Glued to the television set the entire day, I watched as the west side of lower Manhattan collapsed piece by piece into the rush hour. All planes in the U.S. were grounded and/or ordered to land regardless of their route. Rescue teams began desperately searching for survivors as I crumpled into the couch still sobbing from the day’s events. Waking up the next day with CNN still blaring from the t.v., the scrolling news bar listing the names of each and every passenger aboard each plane, I lost my s**t when the names of two sisters, ages two and four, rolled swiftly across the screen, along with the names of their parents…

The next 48 hours were the quietest I’ve ever experienced in this life on the planet.

I watched CNN 24/7 for two months straight, hoping to find some sense in a day that had none. I watched to the point where I couldn’t function.
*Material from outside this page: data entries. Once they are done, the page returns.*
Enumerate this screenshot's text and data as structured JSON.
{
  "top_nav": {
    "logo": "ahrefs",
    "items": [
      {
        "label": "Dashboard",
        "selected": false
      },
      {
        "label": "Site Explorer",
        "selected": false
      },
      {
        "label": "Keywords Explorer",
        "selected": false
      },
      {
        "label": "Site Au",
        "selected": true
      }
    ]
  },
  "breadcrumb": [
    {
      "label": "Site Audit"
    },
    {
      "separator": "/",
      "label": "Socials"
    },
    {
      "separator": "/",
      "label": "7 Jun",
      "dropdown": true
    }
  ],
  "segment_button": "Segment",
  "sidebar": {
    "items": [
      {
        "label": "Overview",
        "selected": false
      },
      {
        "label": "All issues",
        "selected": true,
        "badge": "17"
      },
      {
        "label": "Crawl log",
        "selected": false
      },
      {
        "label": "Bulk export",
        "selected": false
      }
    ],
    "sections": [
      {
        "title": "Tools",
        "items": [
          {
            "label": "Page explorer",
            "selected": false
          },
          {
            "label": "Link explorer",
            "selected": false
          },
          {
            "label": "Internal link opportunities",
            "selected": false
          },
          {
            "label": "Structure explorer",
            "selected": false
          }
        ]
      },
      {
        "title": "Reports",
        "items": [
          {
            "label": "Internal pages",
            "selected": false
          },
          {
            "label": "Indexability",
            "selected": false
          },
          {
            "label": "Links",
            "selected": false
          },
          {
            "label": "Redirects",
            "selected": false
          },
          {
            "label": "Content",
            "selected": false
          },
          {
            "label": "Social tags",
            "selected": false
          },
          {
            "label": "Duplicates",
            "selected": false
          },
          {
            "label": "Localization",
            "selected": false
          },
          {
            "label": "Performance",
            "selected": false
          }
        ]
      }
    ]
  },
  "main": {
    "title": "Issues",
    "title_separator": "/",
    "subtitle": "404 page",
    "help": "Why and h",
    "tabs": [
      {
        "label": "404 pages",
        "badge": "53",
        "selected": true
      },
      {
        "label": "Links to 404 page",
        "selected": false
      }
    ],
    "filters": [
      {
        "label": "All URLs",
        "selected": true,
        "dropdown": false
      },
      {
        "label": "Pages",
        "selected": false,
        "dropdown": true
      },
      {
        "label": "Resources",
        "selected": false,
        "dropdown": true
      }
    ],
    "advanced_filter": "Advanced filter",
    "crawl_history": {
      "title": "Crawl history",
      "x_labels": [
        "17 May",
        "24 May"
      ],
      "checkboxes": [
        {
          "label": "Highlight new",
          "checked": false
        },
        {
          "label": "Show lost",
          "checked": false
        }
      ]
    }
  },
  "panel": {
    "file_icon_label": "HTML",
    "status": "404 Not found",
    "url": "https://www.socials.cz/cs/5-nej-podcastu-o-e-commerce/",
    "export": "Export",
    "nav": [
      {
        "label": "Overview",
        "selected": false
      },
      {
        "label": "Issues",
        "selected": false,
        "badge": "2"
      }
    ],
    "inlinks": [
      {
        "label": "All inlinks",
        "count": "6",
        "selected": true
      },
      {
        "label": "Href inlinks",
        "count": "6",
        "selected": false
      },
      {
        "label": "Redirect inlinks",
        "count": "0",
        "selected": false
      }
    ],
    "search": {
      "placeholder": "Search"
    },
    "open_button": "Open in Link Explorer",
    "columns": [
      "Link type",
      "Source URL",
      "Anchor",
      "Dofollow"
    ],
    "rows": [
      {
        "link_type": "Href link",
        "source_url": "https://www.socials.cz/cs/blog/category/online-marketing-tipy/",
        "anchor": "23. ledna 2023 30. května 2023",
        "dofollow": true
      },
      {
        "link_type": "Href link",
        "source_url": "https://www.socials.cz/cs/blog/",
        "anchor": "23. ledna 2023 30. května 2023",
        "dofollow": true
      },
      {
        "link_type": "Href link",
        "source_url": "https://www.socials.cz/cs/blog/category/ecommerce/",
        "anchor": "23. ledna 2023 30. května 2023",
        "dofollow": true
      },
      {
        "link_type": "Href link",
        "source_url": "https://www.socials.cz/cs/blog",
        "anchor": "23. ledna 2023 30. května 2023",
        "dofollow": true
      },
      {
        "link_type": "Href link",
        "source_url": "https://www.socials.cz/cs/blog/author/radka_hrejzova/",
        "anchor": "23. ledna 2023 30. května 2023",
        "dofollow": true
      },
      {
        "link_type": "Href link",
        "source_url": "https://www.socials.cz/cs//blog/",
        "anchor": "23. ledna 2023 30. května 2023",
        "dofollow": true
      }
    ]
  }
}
I watched to the point where I couldn’t watch anymore…and then I just turned the television set off.

I haven’t watched or read any news since that day. I’m not kidding – I HAVE NOT WATCHED OR READ THE NEWS SINCE DECEMBER 2001. Hence the hubby still being my main source of informative news…

The following year I would watch the French documentary 9/11, followed by every and any other documentary available about that day, still trying to make sense of impossible nonsense…and then we found out about Osama Bin Laden…who would be killed ten long years after the fact…

Needless to say, whenever I worked out after that day, the kid was ever present, f**king around, bringing me stuff and trying to make me laugh…until we joined a gym together fourteen years later…and now I try to make her laugh…